At that point I knew the "road" so to speak and had narrowed down the choice of aircraft to 3 models: the F-16 Falcon, the experimental YF-23, and the EFA Typhoon. The Falcon was the first step into Ludicrous territory, but it was very tricky to fly; if I had to do a quick correction to avoid a crash I could send the plane into an unrecoverable wobble which would end in either a crash or a pull-out. The YF-23 showed a lot of promise but something is messed up with the freeware aircraft file; after a few hard maneuvers the engines go nuts and even when you cut the throttle the plane goes over Mach 4... ya, not gonna work. If I ever find a better modeled YF-23 I will give it another shot. But the Typhoon though... ZOMG! Having nothing in common with its far-future Minmatar namesake, the Real Life 'Phoon is sleek and agile, maneuverable yet controllable, and all the time blinding fast. The best part: this plane is a dream to fly. High-speed corrections do not turn the plane into a death trap, and it shines even in slow flight as it's super easy to land where other fighter jets have to be almost run into the ground (the Arrow also had that feature. Keep burning Johnny...).

And today, it all came together. I've done many runs both successful and not before today but this one was worth writing about. Hell, some parts of it will be worth Fraps-ing. It will take time to do the video editing job but I saved the flight in FS Recorder so I have all the time in the world. Some stats about the flight: the recorded time is 1375 seconds (just over 22 minutes) and that includes the take-off from Grand Canyon West to landing and taxiing at Page Municipal, a 252.46 mile trip from the point where I dive into the canyon to the Glen Canyon Dam. Yes, I'm forever a nanofag! The slowest part of the trip was around 550 KIAS (knots, indicated air speed), and the screenshot above is on the fastest leg, where I was able to reach and hold Mach 1.5. I came close to hitting the ground or the Colorado river a few times but never did; I'd like to see the effect of the sonic shock wave though :)

So if you're like me and are into Flight Sims and speed, do yourself a favor and try this. It's the only way to fly!



Fly most unsafe

o7

Edit: This post had to be done three times... I don't know what Blogger.com did to break the posting of pictures but it sucks the bags.

4 comments:

Cyberin said...

What sim do you use?
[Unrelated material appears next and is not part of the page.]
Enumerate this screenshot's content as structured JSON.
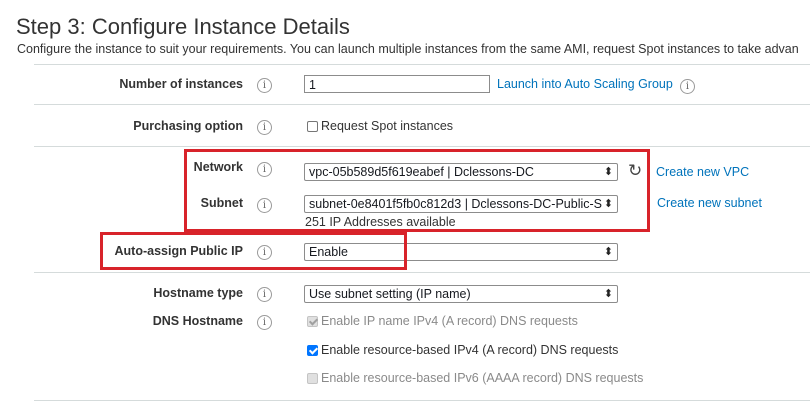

I need to get my sim reinstalled one of the days if I can find the damn thing...

Cozmik R5 said...

I use Microsoft Flight Simulator 2004 (aka FS9), some add-ons to make the sky, ground and water look better, and slew of freeware aircraft from sites like flightsim.com, simviation, avsim, etc.

As for the controller I use Saitek's X52 flight control system.

Jesse said...

I'm looking to get into doing flight sims, any chance you could recommend a cheaper controller that would be sufficient to learn with?

Cozmik R5 said...

You can check out the lower end Saitek joysticks. I used to have the Cyborg Evo and it did the job perfectly. The idea is to have an integrated throttle controller and as many buttons as possible. But believe me, once you try a true FCS you'll never go back :)